THE RECORDS:
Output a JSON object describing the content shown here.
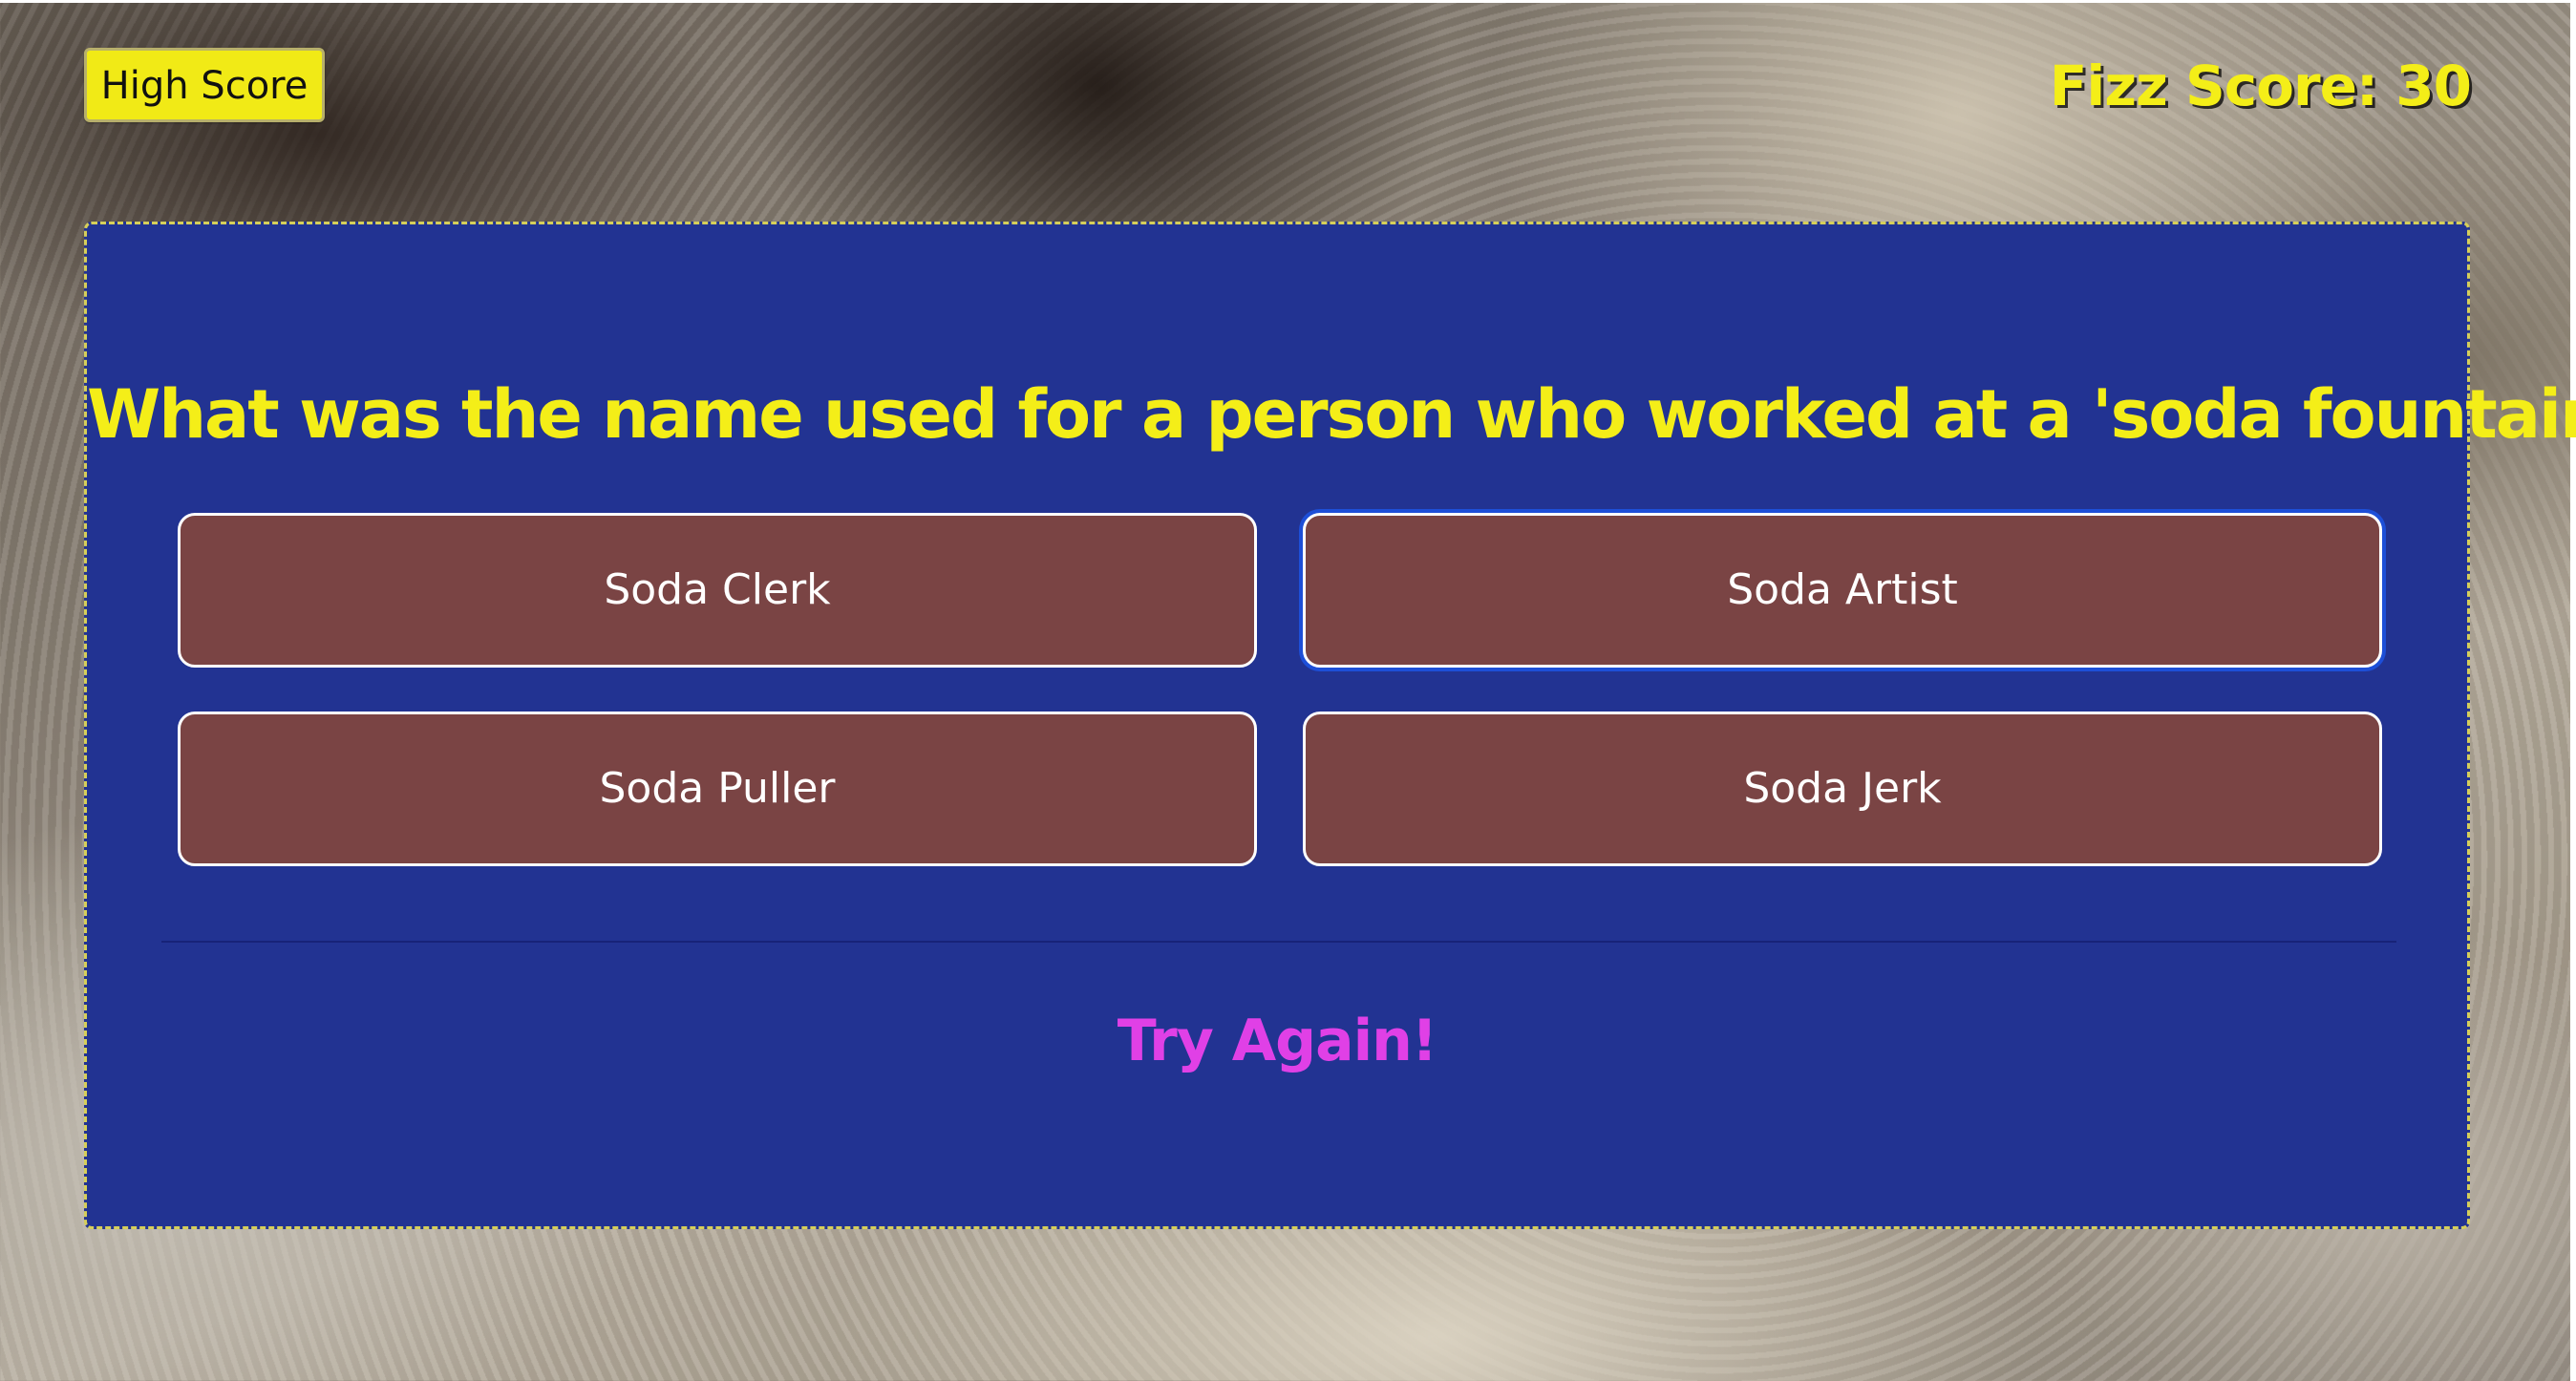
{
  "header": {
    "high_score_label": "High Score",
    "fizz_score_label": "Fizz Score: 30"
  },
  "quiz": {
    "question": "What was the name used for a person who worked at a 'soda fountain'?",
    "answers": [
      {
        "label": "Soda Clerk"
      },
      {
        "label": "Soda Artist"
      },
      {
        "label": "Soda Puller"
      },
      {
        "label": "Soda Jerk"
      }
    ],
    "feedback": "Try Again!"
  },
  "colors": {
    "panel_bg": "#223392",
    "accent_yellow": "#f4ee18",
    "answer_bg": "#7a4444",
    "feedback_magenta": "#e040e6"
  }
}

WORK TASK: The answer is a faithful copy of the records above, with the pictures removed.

SOLUTION TO THIS TASK:
Output a JSON object describing the content shown here.
{
  "header": {
    "high_score_label": "High Score",
    "fizz_score_label": "Fizz Score: 30"
  },
  "quiz": {
    "question": "What was the name used for a person who worked at a 'soda fountain'?",
    "answers": [
      {
        "label": "Soda Clerk"
      },
      {
        "label": "Soda Artist"
      },
      {
        "label": "Soda Puller"
      },
      {
        "label": "Soda Jerk"
      }
    ],
    "feedback": "Try Again!"
  },
  "colors": {
    "panel_bg": "#223392",
    "accent_yellow": "#f4ee18",
    "answer_bg": "#7a4444",
    "feedback_magenta": "#e040e6"
  }
}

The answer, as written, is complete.